  • I think the problem is that while the sample size if large, it’s drawn from Seventh-Day Adventists only. To what extent we can regard these as representative of general population is a little opaque.

    From what I can recall, this tends to be the recurrent problem with studies of vegetarians. They don’t just differ from meat-eaters in diet, but systematically in areas like lifestyle.

    We do seem to have evolved to cope with a range of diets, and I suspect it is the intersection of extreme diets with lifestyle that inflates health problems. Eating meat 2-3 times a day with lots of saturated fats and sugars is pushing the envelope on what we evolved to eat. I would expect you can manage a healthy diet with or without meat, so long as it remained balanced and supported by a less sedentary lifestyle.

  • So I checked Amanda’s link and here are the flags that popped up: this guy doesn’t seem to have written any publications in any medical journals– the link he gives to an article he wrote is on the Weston-Price foundation web site. WP is run by Sally Fallon– the web site says she is a nutrition researcher but you look her up and she only has a degree in English. My husband spent some time trying to have discussions with her over email and she doesn’t seem to want to have a meaningful conversation but instead just puts down whatever you send her. I don’t know who this guy is but if he is the only critic of the China Study then I’d say Colin Campbell doesn’t have much to worry about. He’s just written another book called “whole” that explains about what is going on with research, the media and advocacy organizations that is worth the read if you’re really interested in this.
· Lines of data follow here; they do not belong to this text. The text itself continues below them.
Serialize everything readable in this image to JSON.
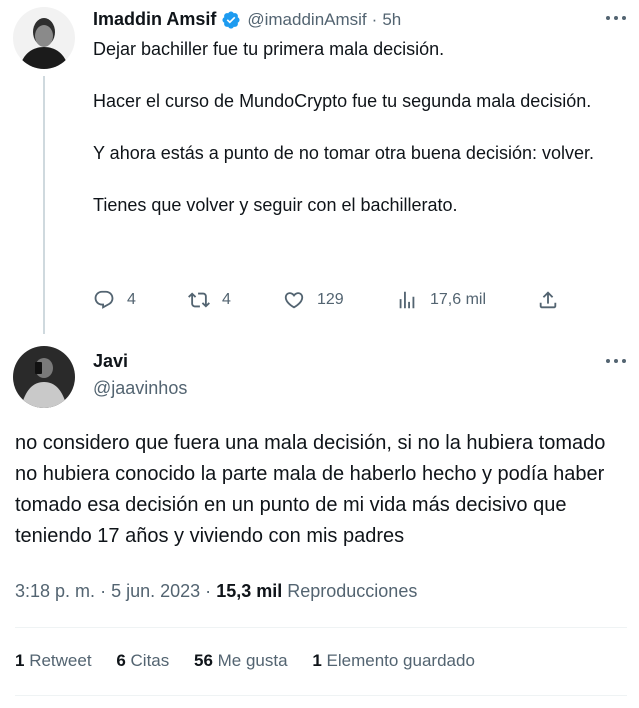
{
  "parent_tweet": {
    "author_name": "Imaddin Amsif",
    "handle": "@imaddinAmsif",
    "separator": "·",
    "time": "5h",
    "text": "Dejar bachiller fue tu primera mala decisión.\n\nHacer el curso de MundoCrypto fue tu segunda mala decisión.\n\nY ahora estás a punto de no tomar otra buena decisión: volver.\n\nTienes que volver y seguir con el bachillerato.",
    "actions": {
      "replies": "4",
      "retweets": "4",
      "likes": "129",
      "views": "17,6 mil"
    }
  },
  "reply_tweet": {
    "author_name": "Javi",
    "handle": "@jaavinhos",
    "text": "no considero que fuera una mala decisión, si no la hubiera tomado no hubiera conocido la parte mala de haberlo hecho y podía haber tomado esa decisión en un punto de mi vida más decisivo que teniendo 17 años y viviendo con mis padres",
    "time": "3:18 p. m.",
    "date": "5 jun. 2023",
    "dot": "·",
    "views_count": "15,3 mil",
    "views_label": "Reproducciones",
    "stats": {
      "retweets_count": "1",
      "retweets_label": "Retweet",
      "quotes_count": "6",
      "quotes_label": "Citas",
      "likes_count": "56",
      "likes_label": "Me gusta",
      "bookmarks_count": "1",
      "bookmarks_label": "Elemento guardado"
    }
  },
  "colors": {
    "text": "#0f1419",
    "muted": "#536471",
    "verified": "#1d9bf0",
    "divider": "#eff3f4",
    "thread_line": "#cfd9de"
  }
}
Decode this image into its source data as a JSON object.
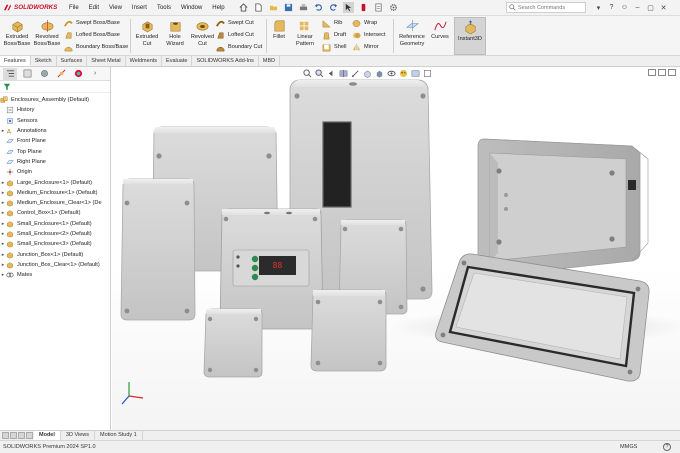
{
  "app": {
    "logo_text": "SOLIDWORKS",
    "brand_color": "#c8102e"
  },
  "menu": [
    "File",
    "Edit",
    "View",
    "Insert",
    "Tools",
    "Window",
    "Help"
  ],
  "search": {
    "placeholder": "Search Commands"
  },
  "ribbon": {
    "extruded_boss": "Extruded\nBoss/Base",
    "revolved_boss": "Revolved\nBoss/Base",
    "swept_boss": "Swept Boss/Base",
    "lofted_boss": "Lofted Boss/Base",
    "boundary_boss": "Boundary Boss/Base",
    "extruded_cut": "Extruded\nCut",
    "hole_wizard": "Hole\nWizard",
    "revolved_cut": "Revolved\nCut",
    "swept_cut": "Swept Cut",
    "lofted_cut": "Lofted Cut",
    "boundary_cut": "Boundary Cut",
    "fillet": "Fillet",
    "linear_pattern": "Linear\nPattern",
    "rib": "Rib",
    "draft": "Draft",
    "shell": "Shell",
    "wrap": "Wrap",
    "intersect": "Intersect",
    "mirror": "Mirror",
    "reference_geometry": "Reference\nGeometry",
    "curves": "Curves",
    "instant3d": "Instant3D"
  },
  "tabs": [
    "Features",
    "Sketch",
    "Surfaces",
    "Sheet Metal",
    "Weldments",
    "Evaluate",
    "SOLIDWORKS Add-Ins",
    "MBD"
  ],
  "active_tab": "Features",
  "tree": {
    "root": "Enclosures_Assembly  (Default)",
    "items": [
      "History",
      "Sensors",
      "Annotations",
      "Front Plane",
      "Top Plane",
      "Right Plane",
      "Origin",
      "Large_Enclosure<1> (Default)",
      "Medium_Enclosure<1> (Default)",
      "Medium_Enclosure_Clear<1> (De",
      "Control_Box<1> (Default)",
      "Small_Enclosure<1> (Default)",
      "Small_Enclosure<2> (Default)",
      "Small_Enclosure<3> (Default)",
      "Junction_Box<1> (Default)",
      "Junction_Box_Clear<1> (Default)",
      "Mates"
    ]
  },
  "bottom_tabs": [
    "Model",
    "3D Views",
    "Motion Study 1"
  ],
  "active_bottom_tab": "Model",
  "status": {
    "product": "SOLIDWORKS Premium 2024 SP1.0",
    "units": "MMGS",
    "help": "?"
  },
  "control_box_display": "88"
}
It is easy for people to just make it seem too complicated and people are put off and quit looking into it and that is what the dairy, meat, pharmaceutical and medical industries want.

  • Hmm… That first paragraph in my comment above was meant to be a blockquote (and looking at the source the tags are still there). Note to self: quote with quotemarks too.

    Anyway, that was in reply to Amanda Johnson.